Catalonia, a region of northeast Spain with a population of 7.5 million, is moving ahead with a hugely contentious independence referendum to be held on Sunday as Spain’s central government pledges to prevent it from taking place.
The Spanish government has confiscated ballot boxes, detained Catalan officials, blocked electoral websites, and threatened sedition charges for anyone who helps facilitate the vote. Thousands of Spanish police officers have been deployed to Barcelona, Catalonia’s capital, and other towns, leading to the potential for confrontation or even violence. Catalans have begun to occupy polling places, challenging security forces to kick them out.
“The government will have big difficulties stopping the referendum in the territory, the state simply cannot control the whole region, but they will try to prevent it taking place in key areas such as Barcelona,” Lluis Orriols Galve, a professor of politics at the Carlos III University of Madrid, told Al Jazeera.
Polls have shown that support for independence has hovered below 50 percent, with the vast majority of people approving of the chance to put the issue to a vote.
In 2010, Spain’s Constitutional Court struck down a law that would have given Catalonia “nation status” within Spain. The court also blocked a 2014 attempt at a referendum, which evolved into a nonbinding poll in which 80 percent of voters favored independence — but with less than half of the electorate participating. The leader who orchestrated that vote, Artur Mas, was banned from holding public office for two years.
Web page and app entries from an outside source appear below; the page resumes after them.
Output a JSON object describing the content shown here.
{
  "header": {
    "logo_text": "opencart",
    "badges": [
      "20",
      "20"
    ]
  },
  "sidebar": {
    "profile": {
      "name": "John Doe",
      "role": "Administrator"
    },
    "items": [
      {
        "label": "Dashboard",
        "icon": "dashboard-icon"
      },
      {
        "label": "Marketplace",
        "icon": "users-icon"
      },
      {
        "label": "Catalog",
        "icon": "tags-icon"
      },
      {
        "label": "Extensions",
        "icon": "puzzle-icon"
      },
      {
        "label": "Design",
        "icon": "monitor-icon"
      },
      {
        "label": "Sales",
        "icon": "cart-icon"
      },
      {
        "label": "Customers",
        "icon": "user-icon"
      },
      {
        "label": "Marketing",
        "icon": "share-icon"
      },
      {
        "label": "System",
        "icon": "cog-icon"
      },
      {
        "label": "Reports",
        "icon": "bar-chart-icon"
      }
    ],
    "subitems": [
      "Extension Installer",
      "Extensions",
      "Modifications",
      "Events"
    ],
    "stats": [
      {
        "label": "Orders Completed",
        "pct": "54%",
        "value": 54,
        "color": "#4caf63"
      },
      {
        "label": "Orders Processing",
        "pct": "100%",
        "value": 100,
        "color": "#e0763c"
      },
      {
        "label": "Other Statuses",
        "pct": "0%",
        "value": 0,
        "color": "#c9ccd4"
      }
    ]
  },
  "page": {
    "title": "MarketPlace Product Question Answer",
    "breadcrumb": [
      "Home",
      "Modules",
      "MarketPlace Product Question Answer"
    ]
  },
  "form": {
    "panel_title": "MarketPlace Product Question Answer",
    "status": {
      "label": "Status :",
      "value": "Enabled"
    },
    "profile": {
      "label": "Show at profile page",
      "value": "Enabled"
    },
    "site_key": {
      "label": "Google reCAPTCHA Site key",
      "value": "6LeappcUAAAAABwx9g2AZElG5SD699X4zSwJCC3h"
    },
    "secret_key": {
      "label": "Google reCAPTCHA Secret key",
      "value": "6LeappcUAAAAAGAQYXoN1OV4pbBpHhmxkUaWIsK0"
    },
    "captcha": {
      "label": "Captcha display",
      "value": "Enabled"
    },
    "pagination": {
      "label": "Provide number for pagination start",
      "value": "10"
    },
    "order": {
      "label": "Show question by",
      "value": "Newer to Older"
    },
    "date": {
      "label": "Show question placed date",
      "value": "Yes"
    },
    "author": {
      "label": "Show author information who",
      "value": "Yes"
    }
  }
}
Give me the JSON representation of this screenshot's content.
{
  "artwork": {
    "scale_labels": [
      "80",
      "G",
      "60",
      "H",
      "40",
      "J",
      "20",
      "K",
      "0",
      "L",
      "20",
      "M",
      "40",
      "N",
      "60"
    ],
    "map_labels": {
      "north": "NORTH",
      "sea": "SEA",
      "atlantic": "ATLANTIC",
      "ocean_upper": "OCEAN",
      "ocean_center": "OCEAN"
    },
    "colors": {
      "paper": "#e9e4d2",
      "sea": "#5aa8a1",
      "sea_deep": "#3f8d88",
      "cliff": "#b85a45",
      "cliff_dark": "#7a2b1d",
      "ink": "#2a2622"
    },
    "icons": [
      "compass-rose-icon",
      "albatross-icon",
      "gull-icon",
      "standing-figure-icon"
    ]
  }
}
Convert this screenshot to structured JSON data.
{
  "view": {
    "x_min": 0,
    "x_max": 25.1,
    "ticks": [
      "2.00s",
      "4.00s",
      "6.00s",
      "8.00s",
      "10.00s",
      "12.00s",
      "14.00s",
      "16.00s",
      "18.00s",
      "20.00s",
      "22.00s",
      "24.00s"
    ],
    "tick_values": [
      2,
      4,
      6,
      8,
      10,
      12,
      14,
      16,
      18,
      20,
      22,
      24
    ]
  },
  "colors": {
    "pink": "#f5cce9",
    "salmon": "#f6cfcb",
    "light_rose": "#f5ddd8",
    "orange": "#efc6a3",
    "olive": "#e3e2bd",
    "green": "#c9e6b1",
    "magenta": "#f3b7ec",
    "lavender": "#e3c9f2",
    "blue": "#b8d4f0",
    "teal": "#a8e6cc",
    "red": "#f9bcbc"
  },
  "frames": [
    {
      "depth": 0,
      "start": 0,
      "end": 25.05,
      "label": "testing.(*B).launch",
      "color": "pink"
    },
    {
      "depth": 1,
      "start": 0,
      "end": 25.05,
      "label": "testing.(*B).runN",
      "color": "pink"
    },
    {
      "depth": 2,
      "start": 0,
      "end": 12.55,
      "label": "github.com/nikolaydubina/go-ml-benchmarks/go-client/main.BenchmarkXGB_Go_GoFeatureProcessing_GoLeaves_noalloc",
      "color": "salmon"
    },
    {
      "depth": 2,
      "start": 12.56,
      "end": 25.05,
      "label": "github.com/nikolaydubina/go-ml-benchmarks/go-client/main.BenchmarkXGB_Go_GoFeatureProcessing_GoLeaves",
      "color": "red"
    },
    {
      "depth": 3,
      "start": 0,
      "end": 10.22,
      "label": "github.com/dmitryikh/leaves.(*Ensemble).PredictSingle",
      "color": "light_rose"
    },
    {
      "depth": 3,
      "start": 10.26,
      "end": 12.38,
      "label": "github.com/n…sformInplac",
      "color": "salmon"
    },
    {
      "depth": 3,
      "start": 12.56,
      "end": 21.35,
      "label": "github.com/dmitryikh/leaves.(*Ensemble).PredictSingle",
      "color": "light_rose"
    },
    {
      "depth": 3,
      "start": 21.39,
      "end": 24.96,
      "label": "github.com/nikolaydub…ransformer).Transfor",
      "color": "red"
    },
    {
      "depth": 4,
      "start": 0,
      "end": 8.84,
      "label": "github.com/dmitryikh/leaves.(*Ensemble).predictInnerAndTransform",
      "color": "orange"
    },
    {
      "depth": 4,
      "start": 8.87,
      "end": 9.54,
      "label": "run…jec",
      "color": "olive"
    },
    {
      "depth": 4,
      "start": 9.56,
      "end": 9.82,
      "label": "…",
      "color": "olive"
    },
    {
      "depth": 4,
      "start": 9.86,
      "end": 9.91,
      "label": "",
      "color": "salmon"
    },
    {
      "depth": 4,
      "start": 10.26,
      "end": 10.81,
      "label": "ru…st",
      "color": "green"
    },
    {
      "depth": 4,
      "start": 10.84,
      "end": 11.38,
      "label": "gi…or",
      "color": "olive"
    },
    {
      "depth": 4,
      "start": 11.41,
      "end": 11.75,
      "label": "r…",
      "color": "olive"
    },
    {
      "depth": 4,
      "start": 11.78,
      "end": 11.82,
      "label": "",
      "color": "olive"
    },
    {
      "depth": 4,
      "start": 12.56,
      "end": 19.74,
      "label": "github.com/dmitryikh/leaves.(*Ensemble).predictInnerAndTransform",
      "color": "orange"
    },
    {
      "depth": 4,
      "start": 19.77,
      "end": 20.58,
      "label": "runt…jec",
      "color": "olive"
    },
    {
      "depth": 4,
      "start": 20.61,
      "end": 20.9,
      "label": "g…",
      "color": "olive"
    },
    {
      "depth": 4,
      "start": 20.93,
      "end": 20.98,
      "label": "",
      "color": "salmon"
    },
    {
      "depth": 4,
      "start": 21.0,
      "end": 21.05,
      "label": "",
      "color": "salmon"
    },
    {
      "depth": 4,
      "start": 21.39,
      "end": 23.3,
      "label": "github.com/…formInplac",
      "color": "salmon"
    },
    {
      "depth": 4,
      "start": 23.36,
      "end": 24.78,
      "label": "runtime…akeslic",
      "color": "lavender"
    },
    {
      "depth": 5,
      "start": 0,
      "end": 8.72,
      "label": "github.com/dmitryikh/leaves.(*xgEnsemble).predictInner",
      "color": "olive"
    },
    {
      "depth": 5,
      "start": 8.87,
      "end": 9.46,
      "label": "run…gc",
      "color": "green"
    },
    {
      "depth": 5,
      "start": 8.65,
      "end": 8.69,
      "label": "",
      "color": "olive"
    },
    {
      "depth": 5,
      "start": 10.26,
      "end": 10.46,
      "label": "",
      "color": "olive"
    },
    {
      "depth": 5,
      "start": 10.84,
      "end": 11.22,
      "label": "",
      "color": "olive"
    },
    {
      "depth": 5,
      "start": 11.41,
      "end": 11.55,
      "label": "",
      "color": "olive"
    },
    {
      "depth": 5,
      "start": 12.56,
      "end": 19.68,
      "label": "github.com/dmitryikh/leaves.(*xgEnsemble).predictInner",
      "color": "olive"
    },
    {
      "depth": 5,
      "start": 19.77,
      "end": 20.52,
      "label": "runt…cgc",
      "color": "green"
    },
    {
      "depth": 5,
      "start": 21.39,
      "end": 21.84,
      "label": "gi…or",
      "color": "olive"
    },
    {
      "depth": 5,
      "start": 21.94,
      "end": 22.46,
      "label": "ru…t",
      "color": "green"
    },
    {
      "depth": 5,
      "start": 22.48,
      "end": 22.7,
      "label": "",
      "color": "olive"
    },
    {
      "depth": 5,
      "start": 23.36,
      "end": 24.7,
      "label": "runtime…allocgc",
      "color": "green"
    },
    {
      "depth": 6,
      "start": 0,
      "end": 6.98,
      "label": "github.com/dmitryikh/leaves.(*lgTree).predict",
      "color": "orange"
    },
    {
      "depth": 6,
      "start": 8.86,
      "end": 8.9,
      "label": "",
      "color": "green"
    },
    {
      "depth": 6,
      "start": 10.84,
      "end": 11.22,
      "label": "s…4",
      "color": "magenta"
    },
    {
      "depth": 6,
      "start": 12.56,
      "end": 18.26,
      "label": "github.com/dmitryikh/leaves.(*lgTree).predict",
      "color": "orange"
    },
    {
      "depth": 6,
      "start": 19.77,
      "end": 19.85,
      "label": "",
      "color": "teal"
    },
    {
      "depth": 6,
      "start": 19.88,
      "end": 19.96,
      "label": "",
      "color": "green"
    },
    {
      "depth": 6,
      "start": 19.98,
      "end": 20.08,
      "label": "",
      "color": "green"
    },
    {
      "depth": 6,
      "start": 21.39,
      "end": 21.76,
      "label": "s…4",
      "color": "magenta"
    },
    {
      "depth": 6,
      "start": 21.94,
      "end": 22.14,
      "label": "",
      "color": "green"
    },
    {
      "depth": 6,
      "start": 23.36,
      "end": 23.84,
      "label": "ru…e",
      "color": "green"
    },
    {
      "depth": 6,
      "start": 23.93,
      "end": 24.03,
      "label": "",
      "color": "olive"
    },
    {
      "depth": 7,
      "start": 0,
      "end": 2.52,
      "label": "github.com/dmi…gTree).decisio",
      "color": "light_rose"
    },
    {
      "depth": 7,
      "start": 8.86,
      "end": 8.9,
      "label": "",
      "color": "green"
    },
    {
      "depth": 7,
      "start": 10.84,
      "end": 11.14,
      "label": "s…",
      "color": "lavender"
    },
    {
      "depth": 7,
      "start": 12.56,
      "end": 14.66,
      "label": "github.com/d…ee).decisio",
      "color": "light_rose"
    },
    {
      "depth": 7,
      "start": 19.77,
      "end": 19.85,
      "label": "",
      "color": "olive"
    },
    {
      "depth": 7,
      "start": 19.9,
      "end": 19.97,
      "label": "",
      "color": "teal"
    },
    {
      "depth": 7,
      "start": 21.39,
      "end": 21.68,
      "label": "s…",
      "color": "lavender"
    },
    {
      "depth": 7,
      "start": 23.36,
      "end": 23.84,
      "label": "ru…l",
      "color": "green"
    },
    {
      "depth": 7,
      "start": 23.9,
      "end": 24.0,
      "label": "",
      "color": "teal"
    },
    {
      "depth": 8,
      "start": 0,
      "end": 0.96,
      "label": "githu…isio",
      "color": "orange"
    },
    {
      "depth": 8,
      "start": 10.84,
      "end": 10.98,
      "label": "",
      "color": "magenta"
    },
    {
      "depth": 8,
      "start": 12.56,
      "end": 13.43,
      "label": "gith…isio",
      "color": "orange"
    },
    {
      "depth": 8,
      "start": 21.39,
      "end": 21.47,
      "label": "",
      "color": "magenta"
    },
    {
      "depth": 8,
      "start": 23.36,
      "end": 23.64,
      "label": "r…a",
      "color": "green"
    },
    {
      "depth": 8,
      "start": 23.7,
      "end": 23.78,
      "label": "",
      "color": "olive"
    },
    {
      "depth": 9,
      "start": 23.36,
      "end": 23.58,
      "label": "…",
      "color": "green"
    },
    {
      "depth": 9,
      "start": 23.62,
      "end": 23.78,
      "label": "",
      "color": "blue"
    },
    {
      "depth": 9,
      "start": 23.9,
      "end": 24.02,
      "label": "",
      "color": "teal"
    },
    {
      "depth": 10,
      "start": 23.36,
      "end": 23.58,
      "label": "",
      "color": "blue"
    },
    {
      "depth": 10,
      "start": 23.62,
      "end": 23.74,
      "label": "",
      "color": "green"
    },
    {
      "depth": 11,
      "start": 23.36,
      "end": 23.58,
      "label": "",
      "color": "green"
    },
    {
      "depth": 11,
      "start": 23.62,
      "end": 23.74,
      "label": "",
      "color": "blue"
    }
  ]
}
Spanish prime minister Mariano Rajoy, who fiercely opposes the referendum, has much to lose politically. If Catalonia votes for independence, or the vote turns into a fiasco, he could be pushed out of power.
Catalonia, where residents speak Catalan as opposed to the Castilian Spanish spoken almost everywhere else in the country, has maintained a strong regional identity for hundreds of years, and its history has been punctuated with bouts of separatist fervor dating back to the 17th century. “We have been waiting for this moment for 300 years,” one enthusiastic teenager told the New York Times.
Catalonia briefly became its own republic within the Iberian Federation in the early 1930s, and Barcelona was at the vanguard of resistance to General Francisco Franco. But after Franco triumphed in the country’s traumatic civil war, he repressed Catalan culture during his decades in power. After Franco died and Spain transitioned to democracy in the mid-1970s, Barcelona was granted semi-autonomous status, and the region developed into an economically thriving tourist magnet, boosted by Barcelona’s successful 1992 Olympics. Catalonia is the country’s most prosperous region.
Spain was left economically devastated by the global recession that began in 2008, with unemployment rates rivaling the United States during the Great Depression. Many Catalans resented the central government’s role in the country’s crisis and felt that Catalonia, as an economic powerhouse, was being shortchanged by Madrid. Such economic grievances fueled the thirst for true independence in the region, which had never really gone away.
If Catalonia does vote for independence and manages to break away from Spain, both sides are likely take a hit. Whether Catalonia could prosper as an independent nation is an open question — as is what will happen on Sunday.